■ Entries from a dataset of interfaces
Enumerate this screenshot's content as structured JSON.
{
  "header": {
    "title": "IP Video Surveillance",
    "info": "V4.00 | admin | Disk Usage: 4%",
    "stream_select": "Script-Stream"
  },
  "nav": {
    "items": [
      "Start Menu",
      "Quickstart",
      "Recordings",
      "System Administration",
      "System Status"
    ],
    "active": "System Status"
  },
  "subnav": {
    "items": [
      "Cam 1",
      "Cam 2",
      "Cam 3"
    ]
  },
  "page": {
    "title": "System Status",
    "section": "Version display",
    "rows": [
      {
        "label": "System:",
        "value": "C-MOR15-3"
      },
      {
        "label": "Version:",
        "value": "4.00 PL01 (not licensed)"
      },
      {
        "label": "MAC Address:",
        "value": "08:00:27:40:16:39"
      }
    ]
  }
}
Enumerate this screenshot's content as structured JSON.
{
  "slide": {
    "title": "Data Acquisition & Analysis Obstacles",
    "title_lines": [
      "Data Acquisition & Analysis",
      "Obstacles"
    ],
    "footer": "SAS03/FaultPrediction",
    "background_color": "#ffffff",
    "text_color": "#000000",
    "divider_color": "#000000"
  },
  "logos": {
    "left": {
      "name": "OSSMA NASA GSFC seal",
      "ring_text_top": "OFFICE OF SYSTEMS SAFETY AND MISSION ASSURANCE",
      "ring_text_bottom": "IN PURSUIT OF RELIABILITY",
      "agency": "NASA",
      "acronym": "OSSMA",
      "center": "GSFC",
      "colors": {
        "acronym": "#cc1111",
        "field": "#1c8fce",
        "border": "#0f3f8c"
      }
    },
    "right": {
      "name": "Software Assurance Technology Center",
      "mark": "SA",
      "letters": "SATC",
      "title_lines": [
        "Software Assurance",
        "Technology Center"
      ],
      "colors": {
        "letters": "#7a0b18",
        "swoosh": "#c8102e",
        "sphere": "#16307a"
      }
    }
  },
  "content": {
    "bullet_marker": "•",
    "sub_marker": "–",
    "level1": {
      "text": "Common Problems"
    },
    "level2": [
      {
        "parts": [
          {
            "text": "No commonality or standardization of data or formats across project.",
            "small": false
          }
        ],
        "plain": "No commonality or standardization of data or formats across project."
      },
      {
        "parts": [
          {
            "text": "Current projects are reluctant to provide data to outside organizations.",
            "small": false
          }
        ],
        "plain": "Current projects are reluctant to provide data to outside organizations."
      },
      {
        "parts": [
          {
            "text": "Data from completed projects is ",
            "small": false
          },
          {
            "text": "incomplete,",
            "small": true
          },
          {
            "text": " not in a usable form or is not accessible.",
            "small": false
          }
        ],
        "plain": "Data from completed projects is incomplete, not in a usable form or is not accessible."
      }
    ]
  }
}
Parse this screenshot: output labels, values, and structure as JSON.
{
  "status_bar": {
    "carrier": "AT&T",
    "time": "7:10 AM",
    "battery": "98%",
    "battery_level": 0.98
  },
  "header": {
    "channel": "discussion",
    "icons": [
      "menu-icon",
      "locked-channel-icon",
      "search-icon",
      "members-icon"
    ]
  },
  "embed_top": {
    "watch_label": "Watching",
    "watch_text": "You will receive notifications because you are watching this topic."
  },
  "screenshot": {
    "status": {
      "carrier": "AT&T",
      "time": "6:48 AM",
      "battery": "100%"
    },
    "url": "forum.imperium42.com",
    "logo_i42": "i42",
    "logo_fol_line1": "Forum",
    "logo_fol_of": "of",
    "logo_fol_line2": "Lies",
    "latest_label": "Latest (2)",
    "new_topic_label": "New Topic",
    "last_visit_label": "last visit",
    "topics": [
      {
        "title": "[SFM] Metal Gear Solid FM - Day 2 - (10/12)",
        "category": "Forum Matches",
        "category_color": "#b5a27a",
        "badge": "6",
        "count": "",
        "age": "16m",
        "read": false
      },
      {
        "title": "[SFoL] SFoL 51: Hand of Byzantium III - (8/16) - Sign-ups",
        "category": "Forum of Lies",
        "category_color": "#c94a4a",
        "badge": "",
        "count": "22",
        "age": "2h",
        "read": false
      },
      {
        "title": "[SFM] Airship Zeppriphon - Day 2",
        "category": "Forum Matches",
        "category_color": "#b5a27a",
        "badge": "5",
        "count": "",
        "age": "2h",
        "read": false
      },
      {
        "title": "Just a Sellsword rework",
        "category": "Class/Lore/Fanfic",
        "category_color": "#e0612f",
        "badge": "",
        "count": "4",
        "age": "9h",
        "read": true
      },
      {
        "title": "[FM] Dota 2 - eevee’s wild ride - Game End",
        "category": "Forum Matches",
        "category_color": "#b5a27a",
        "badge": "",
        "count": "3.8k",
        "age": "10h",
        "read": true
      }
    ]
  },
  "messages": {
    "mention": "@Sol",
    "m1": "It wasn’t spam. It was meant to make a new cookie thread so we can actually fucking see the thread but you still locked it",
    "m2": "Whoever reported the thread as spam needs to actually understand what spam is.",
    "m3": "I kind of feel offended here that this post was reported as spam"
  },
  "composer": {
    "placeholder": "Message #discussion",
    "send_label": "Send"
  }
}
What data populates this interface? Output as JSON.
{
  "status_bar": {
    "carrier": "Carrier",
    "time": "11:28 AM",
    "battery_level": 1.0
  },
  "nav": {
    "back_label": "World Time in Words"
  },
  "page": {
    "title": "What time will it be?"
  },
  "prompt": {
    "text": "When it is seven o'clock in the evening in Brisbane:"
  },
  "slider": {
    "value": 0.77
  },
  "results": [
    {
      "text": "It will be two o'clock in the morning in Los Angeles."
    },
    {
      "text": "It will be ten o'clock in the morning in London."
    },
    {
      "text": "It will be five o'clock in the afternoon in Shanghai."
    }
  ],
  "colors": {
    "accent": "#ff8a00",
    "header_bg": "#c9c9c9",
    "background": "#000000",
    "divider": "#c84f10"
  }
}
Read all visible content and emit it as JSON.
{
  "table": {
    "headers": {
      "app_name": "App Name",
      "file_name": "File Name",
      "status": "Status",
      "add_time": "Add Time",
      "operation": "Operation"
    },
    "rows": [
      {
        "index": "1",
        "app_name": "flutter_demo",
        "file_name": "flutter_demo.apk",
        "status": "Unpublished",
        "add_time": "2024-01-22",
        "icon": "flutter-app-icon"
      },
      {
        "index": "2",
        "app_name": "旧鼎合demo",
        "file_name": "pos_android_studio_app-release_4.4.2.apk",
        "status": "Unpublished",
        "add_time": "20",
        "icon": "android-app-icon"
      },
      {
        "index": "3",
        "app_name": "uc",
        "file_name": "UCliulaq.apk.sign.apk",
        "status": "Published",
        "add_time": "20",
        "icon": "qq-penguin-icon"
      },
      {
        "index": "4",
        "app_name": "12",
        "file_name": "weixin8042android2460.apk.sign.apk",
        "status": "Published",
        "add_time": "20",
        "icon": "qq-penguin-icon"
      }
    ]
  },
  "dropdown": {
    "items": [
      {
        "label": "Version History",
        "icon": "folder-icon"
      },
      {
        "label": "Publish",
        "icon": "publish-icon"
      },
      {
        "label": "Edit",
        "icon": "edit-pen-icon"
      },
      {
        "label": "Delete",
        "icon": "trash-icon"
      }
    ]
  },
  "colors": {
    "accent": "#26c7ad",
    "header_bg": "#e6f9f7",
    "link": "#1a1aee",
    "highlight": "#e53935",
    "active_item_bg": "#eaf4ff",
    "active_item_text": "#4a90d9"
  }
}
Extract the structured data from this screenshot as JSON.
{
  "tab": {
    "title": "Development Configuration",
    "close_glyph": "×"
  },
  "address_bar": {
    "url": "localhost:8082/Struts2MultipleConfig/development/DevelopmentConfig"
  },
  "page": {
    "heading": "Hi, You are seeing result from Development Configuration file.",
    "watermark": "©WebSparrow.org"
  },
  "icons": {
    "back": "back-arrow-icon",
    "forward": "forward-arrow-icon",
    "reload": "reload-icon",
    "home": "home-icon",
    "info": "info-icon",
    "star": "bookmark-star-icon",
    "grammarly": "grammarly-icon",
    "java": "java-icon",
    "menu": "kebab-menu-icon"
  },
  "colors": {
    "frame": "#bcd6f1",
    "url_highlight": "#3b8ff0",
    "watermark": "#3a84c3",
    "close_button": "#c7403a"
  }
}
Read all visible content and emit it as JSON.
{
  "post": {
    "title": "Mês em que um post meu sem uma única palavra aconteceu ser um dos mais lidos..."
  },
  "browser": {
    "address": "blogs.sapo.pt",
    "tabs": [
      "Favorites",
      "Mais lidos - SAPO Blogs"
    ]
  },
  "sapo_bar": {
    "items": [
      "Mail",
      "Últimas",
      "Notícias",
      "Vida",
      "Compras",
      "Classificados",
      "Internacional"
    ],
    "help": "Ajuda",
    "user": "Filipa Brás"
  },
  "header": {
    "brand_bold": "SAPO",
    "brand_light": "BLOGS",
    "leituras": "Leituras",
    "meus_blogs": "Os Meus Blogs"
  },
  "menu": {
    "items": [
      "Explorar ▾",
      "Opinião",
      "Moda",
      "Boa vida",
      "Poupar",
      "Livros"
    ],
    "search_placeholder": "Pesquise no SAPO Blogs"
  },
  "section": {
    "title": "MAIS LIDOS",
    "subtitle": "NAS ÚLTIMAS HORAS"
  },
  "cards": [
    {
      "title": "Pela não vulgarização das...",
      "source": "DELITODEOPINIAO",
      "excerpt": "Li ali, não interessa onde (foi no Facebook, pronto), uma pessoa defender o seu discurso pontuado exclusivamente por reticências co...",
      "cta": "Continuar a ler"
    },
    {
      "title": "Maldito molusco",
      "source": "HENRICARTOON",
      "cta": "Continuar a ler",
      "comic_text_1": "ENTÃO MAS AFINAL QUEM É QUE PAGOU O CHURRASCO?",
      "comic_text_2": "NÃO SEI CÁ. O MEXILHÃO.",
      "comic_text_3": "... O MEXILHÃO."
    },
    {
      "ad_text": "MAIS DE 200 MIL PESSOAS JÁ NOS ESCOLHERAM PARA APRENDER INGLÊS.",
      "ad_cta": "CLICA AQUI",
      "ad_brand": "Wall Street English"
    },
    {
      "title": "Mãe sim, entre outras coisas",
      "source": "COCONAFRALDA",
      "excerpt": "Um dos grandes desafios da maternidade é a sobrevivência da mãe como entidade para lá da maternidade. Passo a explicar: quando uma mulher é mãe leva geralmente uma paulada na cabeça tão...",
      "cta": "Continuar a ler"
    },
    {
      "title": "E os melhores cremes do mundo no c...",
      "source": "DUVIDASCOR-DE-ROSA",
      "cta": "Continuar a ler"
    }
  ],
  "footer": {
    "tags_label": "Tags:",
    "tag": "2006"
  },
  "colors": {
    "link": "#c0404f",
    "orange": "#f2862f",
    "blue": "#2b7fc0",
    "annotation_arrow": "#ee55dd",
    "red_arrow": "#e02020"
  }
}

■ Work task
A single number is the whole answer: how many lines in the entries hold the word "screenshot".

■ Response to the exercise
5